Type of appliance

Nominal heat output




Flue diameter

Fuel type

Clearance to combustibles at side

Clearance to combustibles at rear


How to light your woodburning stove


At the New Forest Woodburning Centre, as part of stove-commissioning after an installation, we always try to give our customers a quick lesson on fire-starting. A pinch of technique and a teaspoon of patience adds up to a quick, happy fire and saves a lot of aggravation, not to mention matches. As Princeton’s Professor James Richardson opined, ‘All work is the avoidance of more difficult work,’ and as any habitué of the raw flame will agree, the axiom is as true of fire-lighting as it may be of novel-writing.

There are a few simple rules on which most experts agree, and then a fractal infinity of esoteric possibilities to inspire total disagreement (how to start an argument: convene two or more experts in a room and lock the door).

All you should need to start your fire are dry newspaper and kindling. We use chopped-up pallet wood for kindling, because we always have a surfeit of pallets. Softwood makes for good kindling, as long as it is really dry, because it is less dense than hardwood and thus burns faster. We scrunch up lots of single sheets of newspaper – not too tight or it won’t ignite – and lay a good handful of kindling tepee-style against it. Light the paper at multiple points and push the door to.

The air inlets on your stove should all be wide open at this point and it’s usually beneficial to leave the door just ajar. The fire should be crackling away in no time and larger pieces of wood can be added judiciously. Be careful not to smother the fire with huge chunks. Your patience will pay off within minutes once your stove is going strongly.

Lighting a stove is not just bushcraft-ignition transplanted into a metal box, and differs in one crucial respect from an outdoor fire. As well as initiating the fire itself, you are also priming the flue - the stove’s engine - which will be full of air, and cold. Air is heavier than smoke and needs to be displaced before your chimney will work. A cold chimney can slow down the initial flue gases to stalling speed and needs to be warmed up quickly. Sometimes, especially in very cold weather, or with an especially exposed or uninsulated chimney, the flue will need warming up even before attempting fire-starting, otherwise you will just fill your room with smoke. It can be surprising how little heat is needed to make a difference between a healthy draw and a stubbornly resistant chimney. Either way, it’s an easy fix.

Burn a good bunch of newspaper first, all in one go, then start again, adding kindling this time.
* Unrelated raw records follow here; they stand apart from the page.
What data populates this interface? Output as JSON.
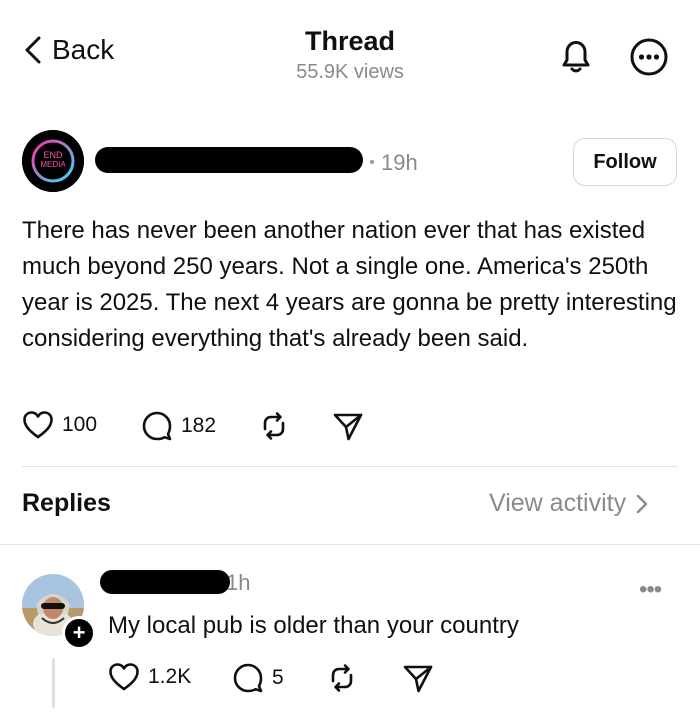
{
  "header": {
    "back_label": "Back",
    "title": "Thread",
    "views": "55.9K views"
  },
  "post": {
    "avatar_logo_text_1": "END",
    "avatar_logo_text_2": "MEDIA",
    "time": "19h",
    "follow_label": "Follow",
    "body": "There has never been another nation ever that has existed much beyond 250 years. Not a single one. America's 250th year is 2025. The next 4 years are gonna be pretty interesting considering everything that's already been said.",
    "likes": "100",
    "comments": "182"
  },
  "replies_section": {
    "title": "Replies",
    "view_activity": "View activity"
  },
  "reply": {
    "time": "1h",
    "more": "•••",
    "body": "My local pub is older than your country",
    "likes": "1.2K",
    "comments": "5"
  },
  "colors": {
    "text": "#101010",
    "muted": "#8a8a8a",
    "divider": "#e3e3e3",
    "logo_ring_start": "#ff2da0",
    "logo_ring_end": "#2de0ff"
  },
  "icons": [
    "chevron-left-icon",
    "bell-icon",
    "more-circle-icon",
    "heart-icon",
    "comment-icon",
    "repost-icon",
    "send-icon",
    "chevron-right-icon",
    "plus-icon"
  ]
}
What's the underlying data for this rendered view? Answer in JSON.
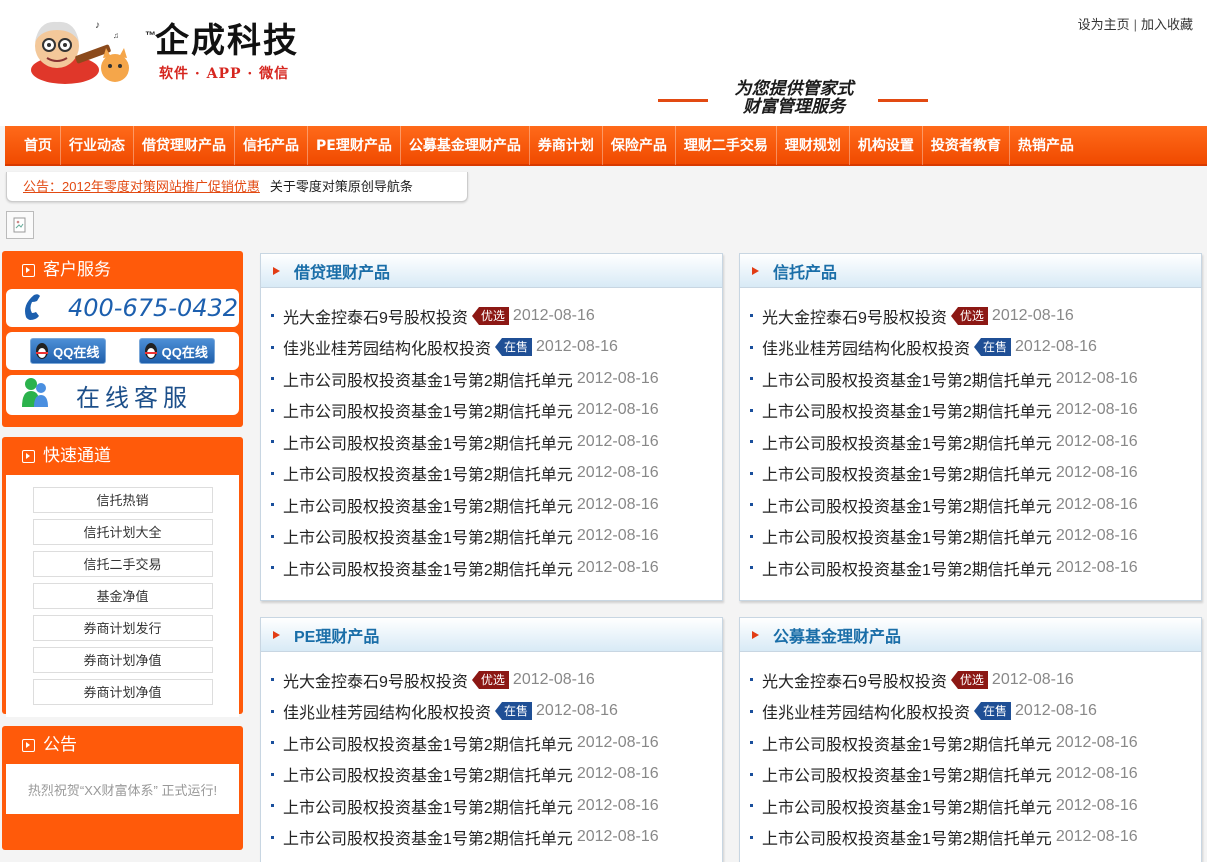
{
  "brand": {
    "name": "企成科技",
    "tagline": "软件 · APP · 微信",
    "tm": "™"
  },
  "toplinks": {
    "home": "设为主页",
    "sep": "|",
    "fav": "加入收藏"
  },
  "slogan": {
    "line1": "为您提供管家式",
    "line2": "财富管理服务"
  },
  "nav": [
    "首页",
    "行业动态",
    "借贷理财产品",
    "信托产品",
    "PE理财产品",
    "公募基金理财产品",
    "券商计划",
    "保险产品",
    "理财二手交易",
    "理财规划",
    "机构设置",
    "投资者教育",
    "热销产品"
  ],
  "notice": {
    "item1": "公告：2012年零度对策网站推广促销优惠",
    "item2": "关于零度对策原创导航条"
  },
  "sidebar": {
    "service": {
      "title": "客户服务",
      "phone": "400-675-0432",
      "qq1": "QQ在线",
      "qq2": "QQ在线",
      "online": "在线客服"
    },
    "quick": {
      "title": "快速通道",
      "items": [
        "信托热销",
        "信托计划大全",
        "信托二手交易",
        "基金净值",
        "券商计划发行",
        "券商计划净值",
        "券商计划净值"
      ]
    },
    "announce": {
      "title": "公告",
      "text": "热烈祝贺“XX财富体系” 正式运行!"
    }
  },
  "panels": [
    {
      "title": "借贷理财产品",
      "rows": [
        {
          "text": "光大金控泰石9号股权投资",
          "tag": "优选",
          "tagcolor": "red",
          "date": "2012-08-16"
        },
        {
          "text": "佳兆业桂芳园结构化股权投资",
          "tag": "在售",
          "tagcolor": "blue",
          "date": "2012-08-16"
        },
        {
          "text": "上市公司股权投资基金1号第2期信托单元",
          "tag": "",
          "date": "2012-08-16"
        },
        {
          "text": "上市公司股权投资基金1号第2期信托单元",
          "tag": "",
          "date": "2012-08-16"
        },
        {
          "text": "上市公司股权投资基金1号第2期信托单元",
          "tag": "",
          "date": "2012-08-16"
        },
        {
          "text": "上市公司股权投资基金1号第2期信托单元",
          "tag": "",
          "date": "2012-08-16"
        },
        {
          "text": "上市公司股权投资基金1号第2期信托单元",
          "tag": "",
          "date": "2012-08-16"
        },
        {
          "text": "上市公司股权投资基金1号第2期信托单元",
          "tag": "",
          "date": "2012-08-16"
        },
        {
          "text": "上市公司股权投资基金1号第2期信托单元",
          "tag": "",
          "date": "2012-08-16"
        }
      ]
    },
    {
      "title": "信托产品",
      "rows": [
        {
          "text": "光大金控泰石9号股权投资",
          "tag": "优选",
          "tagcolor": "red",
          "date": "2012-08-16"
        },
        {
          "text": "佳兆业桂芳园结构化股权投资",
          "tag": "在售",
          "tagcolor": "blue",
          "date": "2012-08-16"
        },
        {
          "text": "上市公司股权投资基金1号第2期信托单元",
          "tag": "",
          "date": "2012-08-16"
        },
        {
          "text": "上市公司股权投资基金1号第2期信托单元",
          "tag": "",
          "date": "2012-08-16"
        },
        {
          "text": "上市公司股权投资基金1号第2期信托单元",
          "tag": "",
          "date": "2012-08-16"
        },
        {
          "text": "上市公司股权投资基金1号第2期信托单元",
          "tag": "",
          "date": "2012-08-16"
        },
        {
          "text": "上市公司股权投资基金1号第2期信托单元",
          "tag": "",
          "date": "2012-08-16"
        },
        {
          "text": "上市公司股权投资基金1号第2期信托单元",
          "tag": "",
          "date": "2012-08-16"
        },
        {
          "text": "上市公司股权投资基金1号第2期信托单元",
          "tag": "",
          "date": "2012-08-16"
        }
      ]
    },
    {
      "title": "PE理财产品",
      "rows": [
        {
          "text": "光大金控泰石9号股权投资",
          "tag": "优选",
          "tagcolor": "red",
          "date": "2012-08-16"
        },
        {
          "text": "佳兆业桂芳园结构化股权投资",
          "tag": "在售",
          "tagcolor": "blue",
          "date": "2012-08-16"
        },
        {
          "text": "上市公司股权投资基金1号第2期信托单元",
          "tag": "",
          "date": "2012-08-16"
        },
        {
          "text": "上市公司股权投资基金1号第2期信托单元",
          "tag": "",
          "date": "2012-08-16"
        },
        {
          "text": "上市公司股权投资基金1号第2期信托单元",
          "tag": "",
          "date": "2012-08-16"
        },
        {
          "text": "上市公司股权投资基金1号第2期信托单元",
          "tag": "",
          "date": "2012-08-16"
        }
      ]
    },
    {
      "title": "公募基金理财产品",
      "rows": [
        {
          "text": "光大金控泰石9号股权投资",
          "tag": "优选",
          "tagcolor": "red",
          "date": "2012-08-16"
        },
        {
          "text": "佳兆业桂芳园结构化股权投资",
          "tag": "在售",
          "tagcolor": "blue",
          "date": "2012-08-16"
        },
        {
          "text": "上市公司股权投资基金1号第2期信托单元",
          "tag": "",
          "date": "2012-08-16"
        },
        {
          "text": "上市公司股权投资基金1号第2期信托单元",
          "tag": "",
          "date": "2012-08-16"
        },
        {
          "text": "上市公司股权投资基金1号第2期信托单元",
          "tag": "",
          "date": "2012-08-16"
        },
        {
          "text": "上市公司股权投资基金1号第2期信托单元",
          "tag": "",
          "date": "2012-08-16"
        }
      ]
    }
  ]
}
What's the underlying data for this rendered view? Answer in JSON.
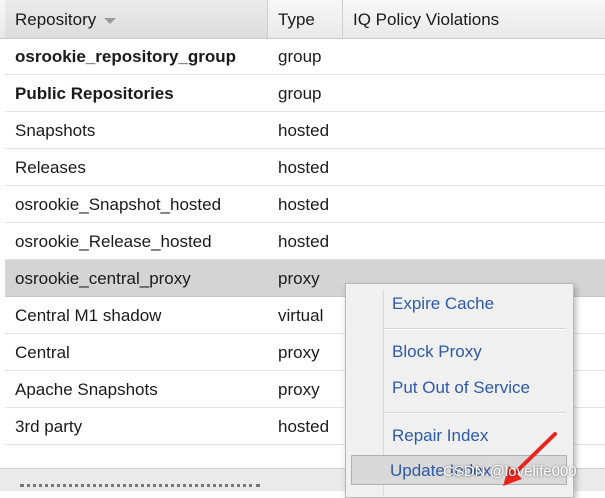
{
  "columns": {
    "repository": "Repository",
    "type": "Type",
    "iq_policy_violations": "IQ Policy Violations"
  },
  "rows": [
    {
      "name": "osrookie_repository_group",
      "type": "group",
      "bold": true
    },
    {
      "name": "Public Repositories",
      "type": "group",
      "bold": true
    },
    {
      "name": "Snapshots",
      "type": "hosted",
      "bold": false
    },
    {
      "name": "Releases",
      "type": "hosted",
      "bold": false
    },
    {
      "name": "osrookie_Snapshot_hosted",
      "type": "hosted",
      "bold": false
    },
    {
      "name": "osrookie_Release_hosted",
      "type": "hosted",
      "bold": false
    },
    {
      "name": "osrookie_central_proxy",
      "type": "proxy",
      "bold": false,
      "selected": true
    },
    {
      "name": "Central M1 shadow",
      "type": "virtual",
      "bold": false
    },
    {
      "name": "Central",
      "type": "proxy",
      "bold": false
    },
    {
      "name": "Apache Snapshots",
      "type": "proxy",
      "bold": false
    },
    {
      "name": "3rd party",
      "type": "hosted",
      "bold": false
    }
  ],
  "context_menu": {
    "expire_cache": "Expire Cache",
    "block_proxy": "Block Proxy",
    "put_out_of_service": "Put Out of Service",
    "repair_index": "Repair Index",
    "update_index": "Update Index"
  },
  "watermark": "CSDN @lovelife000",
  "colors": {
    "menu_link": "#2d5aa8",
    "selected_row": "#d4d4d4",
    "annotation_arrow": "#e8261e"
  },
  "icons": {
    "sort": "sort-descending-icon",
    "annotation": "red-arrow-icon"
  }
}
Cardboard torn into strips and added judiciously to a young fire can usually defeat the most recalcitrant of chimneys. Or you can use a hair-dryer!

Our friends at Stuv in Belgium, who, in their typically rigorous manner, have put as much thought into the subject as anyone, recommend building your nest of kindling on top of a bed of logs, which they call ‘the upside down fire’. It’s a great technique which optimises combustion and negates the risk of collapsing the fire through piling logs on top.

There are many beautiful ways to arrange your kindling and you will soon find your own favoured pattern to advocate. Local lore deems The Lymington Times to be the best firelighting newspaper (apparently, it’s something to do with the ink), but if you’re not lucky enough to be in the circulation area for that fine publication, try one that’s black and white and bleeds newsprint; for fire-lighting, old-fashioned is best! Happy woodburning!